Distinguished Professor of Law Jonathan Todres is working to have his students’ efforts recognized beyond the classroom. Most recently, he collaborated with Lauren Meeler (J.D. ’22) to co-author an article titled Confronting Housing Insecurity—A Key to Getting Kids Back to School that was published in JAMA Pediatrics.
This stemmed from a writing assignment in his course, Global Perspectives on Children and the Law, in which Meeler wrote about housing issues and their impact on children.
“Professor Todres had been wanting to address housing and getting kids back to school. So, he asked if I wanted to take some of what I had written and researched for my paper and cowrite an article on the eviction moratorium and education,” said Meeler.
Their article focuses on the pandemic’s devastating impact on millions of children, which has often been overlooked, because relatively few children have become very ill with COVID-19. However, the impact has still been dramatic. One area that has received attention has been children’s education.
“As schools around the country reopened, it struck me that policymakers were overlooking the impact of housing insecurity on children.
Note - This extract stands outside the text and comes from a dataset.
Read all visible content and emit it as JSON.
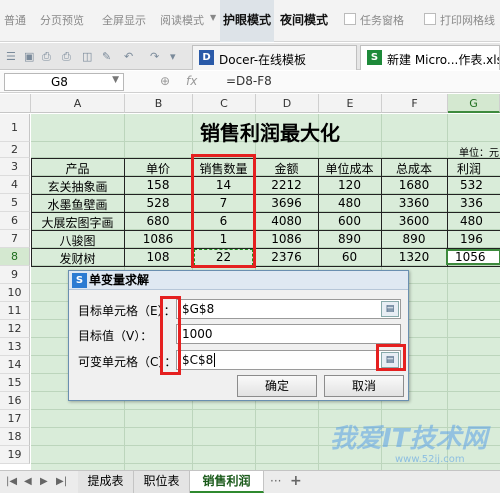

In effect, if we don’t address the threat to millions of families’ housing, then our efforts to address learning loss and counter inequities in education will fall short,” said Todres.
JAMA Pediatrics, a peer-reviewed journal, is the oldest and highest-ranked pediatrics journal in the world. Todres says it’s a significant accomplishment for a law student to publish in JAMA Pediatrics, and credits Meeler’s excellent work for making it in the journal. As for Meeler, she enjoyed seeing the process side of a publication, from writing and editing to submitting.
“As we made revisions, it felt strange, but definitely fun, to critique my professor or change something he’s written,” Meeler said. “I appreciate that I even had an opportunity to do this, but more so that we accomplished something through equal effort and mutual respect.”
Todres added, “I love when students get to that point where they are comfortable critiquing me. Then they recognize their own expertise and genuine collaboration can occur.” While Meeler might be the first student to publish from his Global Perspectives on Children and the Law class, she won’t be the last, Todres noted. He is already working with others from the class on projects.
“Publishing gives you a chance to be part of a dialogue on issues that you care about,” Todres said. “Early in one’s career, it’s also a signal to employers about the quality of your research and writing. I love the idea of supporting students in their efforts to add their voices and insights to discussions on important issues of the day.”
Written by Mara Thompson